PROBLEM TO SOLVE –
Reading down the listing below, count the lines where the word "price" shows up, then give only that count.

DATASET EXTRACT –
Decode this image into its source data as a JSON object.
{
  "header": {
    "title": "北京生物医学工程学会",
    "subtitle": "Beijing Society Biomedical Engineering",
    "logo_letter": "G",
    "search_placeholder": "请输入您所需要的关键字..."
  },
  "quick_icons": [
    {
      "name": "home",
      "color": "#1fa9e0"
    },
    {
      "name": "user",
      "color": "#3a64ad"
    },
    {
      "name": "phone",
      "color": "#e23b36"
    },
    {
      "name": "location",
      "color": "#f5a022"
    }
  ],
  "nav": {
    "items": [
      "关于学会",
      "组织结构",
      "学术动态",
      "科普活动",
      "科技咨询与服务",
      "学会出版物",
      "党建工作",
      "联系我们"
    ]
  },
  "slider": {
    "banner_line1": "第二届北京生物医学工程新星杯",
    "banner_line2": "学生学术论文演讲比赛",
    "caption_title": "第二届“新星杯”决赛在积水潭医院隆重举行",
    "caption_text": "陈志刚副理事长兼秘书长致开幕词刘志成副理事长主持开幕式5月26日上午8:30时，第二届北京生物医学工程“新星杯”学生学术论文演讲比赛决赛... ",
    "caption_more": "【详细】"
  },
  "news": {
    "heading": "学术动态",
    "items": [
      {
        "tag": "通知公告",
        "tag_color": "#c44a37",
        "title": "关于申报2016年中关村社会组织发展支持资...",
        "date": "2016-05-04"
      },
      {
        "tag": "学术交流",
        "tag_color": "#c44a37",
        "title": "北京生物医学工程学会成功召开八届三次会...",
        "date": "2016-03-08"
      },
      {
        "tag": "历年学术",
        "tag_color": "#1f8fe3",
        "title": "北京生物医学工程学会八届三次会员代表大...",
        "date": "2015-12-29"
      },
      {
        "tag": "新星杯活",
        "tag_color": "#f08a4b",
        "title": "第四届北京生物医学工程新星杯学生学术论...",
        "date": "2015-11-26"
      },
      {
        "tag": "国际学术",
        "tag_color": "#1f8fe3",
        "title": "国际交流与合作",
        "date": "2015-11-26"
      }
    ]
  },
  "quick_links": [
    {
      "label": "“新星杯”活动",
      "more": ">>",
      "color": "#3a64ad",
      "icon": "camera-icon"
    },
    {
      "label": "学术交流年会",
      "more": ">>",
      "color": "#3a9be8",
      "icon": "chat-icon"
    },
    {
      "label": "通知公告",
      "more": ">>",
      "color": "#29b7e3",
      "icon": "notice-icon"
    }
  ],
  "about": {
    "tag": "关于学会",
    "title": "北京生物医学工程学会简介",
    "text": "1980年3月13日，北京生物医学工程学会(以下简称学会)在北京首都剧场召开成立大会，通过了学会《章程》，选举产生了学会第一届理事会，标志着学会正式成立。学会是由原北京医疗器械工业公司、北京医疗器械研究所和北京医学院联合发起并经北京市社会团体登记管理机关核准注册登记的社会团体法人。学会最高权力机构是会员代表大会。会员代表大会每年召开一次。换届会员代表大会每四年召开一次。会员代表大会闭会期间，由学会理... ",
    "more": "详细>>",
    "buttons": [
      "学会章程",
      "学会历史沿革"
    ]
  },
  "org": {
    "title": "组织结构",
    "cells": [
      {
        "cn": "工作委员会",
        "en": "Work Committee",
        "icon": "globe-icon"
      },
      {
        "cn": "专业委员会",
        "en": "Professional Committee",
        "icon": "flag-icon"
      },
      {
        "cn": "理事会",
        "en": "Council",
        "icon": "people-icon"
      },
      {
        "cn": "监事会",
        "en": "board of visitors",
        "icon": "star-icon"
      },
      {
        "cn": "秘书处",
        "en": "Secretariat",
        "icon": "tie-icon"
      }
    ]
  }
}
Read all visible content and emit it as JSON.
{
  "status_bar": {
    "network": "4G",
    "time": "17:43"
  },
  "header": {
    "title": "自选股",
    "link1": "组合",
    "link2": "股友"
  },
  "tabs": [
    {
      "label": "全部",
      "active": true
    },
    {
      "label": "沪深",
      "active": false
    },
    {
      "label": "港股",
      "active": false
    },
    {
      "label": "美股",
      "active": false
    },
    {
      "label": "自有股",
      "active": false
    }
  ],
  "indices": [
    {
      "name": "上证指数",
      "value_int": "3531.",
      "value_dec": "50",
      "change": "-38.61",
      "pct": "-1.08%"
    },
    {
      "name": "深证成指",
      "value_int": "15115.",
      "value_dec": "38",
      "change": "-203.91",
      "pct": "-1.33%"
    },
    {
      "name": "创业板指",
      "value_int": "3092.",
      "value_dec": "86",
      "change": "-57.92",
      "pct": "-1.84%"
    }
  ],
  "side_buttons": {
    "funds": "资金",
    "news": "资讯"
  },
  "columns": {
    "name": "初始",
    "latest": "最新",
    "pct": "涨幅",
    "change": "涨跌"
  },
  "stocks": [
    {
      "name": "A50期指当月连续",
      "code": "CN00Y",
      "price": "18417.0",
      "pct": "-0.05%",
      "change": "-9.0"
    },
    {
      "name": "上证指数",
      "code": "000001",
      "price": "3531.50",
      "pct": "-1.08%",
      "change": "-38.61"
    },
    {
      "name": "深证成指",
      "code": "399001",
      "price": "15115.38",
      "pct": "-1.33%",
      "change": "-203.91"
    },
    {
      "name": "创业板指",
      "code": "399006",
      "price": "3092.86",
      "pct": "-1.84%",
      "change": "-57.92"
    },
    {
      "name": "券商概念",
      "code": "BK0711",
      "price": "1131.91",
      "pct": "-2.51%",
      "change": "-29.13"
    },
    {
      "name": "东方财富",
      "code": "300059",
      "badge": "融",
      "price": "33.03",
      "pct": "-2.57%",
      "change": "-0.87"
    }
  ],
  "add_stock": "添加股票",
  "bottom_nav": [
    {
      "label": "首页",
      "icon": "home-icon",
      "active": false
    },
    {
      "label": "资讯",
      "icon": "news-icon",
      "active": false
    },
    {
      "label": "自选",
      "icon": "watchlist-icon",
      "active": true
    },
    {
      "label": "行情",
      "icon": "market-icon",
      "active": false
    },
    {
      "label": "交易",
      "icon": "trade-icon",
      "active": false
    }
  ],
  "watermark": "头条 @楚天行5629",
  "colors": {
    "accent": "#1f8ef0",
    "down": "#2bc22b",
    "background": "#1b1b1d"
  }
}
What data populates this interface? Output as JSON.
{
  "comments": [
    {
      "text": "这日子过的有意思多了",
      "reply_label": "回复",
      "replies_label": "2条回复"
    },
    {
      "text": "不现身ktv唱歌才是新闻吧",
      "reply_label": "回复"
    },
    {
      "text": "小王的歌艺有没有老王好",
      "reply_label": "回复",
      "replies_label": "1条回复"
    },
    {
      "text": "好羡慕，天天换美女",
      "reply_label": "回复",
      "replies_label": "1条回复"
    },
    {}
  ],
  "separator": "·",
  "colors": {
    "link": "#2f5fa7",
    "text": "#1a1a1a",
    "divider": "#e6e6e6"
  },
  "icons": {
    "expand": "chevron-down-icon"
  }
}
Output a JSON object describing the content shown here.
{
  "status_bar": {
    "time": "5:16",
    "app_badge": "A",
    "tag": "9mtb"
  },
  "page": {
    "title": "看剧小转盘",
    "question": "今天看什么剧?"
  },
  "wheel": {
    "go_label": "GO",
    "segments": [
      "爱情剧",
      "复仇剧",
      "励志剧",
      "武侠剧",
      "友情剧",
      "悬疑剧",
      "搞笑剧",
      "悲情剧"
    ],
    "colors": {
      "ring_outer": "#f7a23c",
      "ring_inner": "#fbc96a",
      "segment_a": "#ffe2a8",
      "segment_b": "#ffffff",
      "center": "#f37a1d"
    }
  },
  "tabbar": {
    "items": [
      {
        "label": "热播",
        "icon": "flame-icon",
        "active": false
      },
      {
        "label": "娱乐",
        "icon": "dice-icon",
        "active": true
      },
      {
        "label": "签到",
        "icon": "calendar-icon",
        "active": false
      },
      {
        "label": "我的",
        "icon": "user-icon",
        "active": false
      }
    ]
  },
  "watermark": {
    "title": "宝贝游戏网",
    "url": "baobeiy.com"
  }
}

RESPONSE BELOW –
6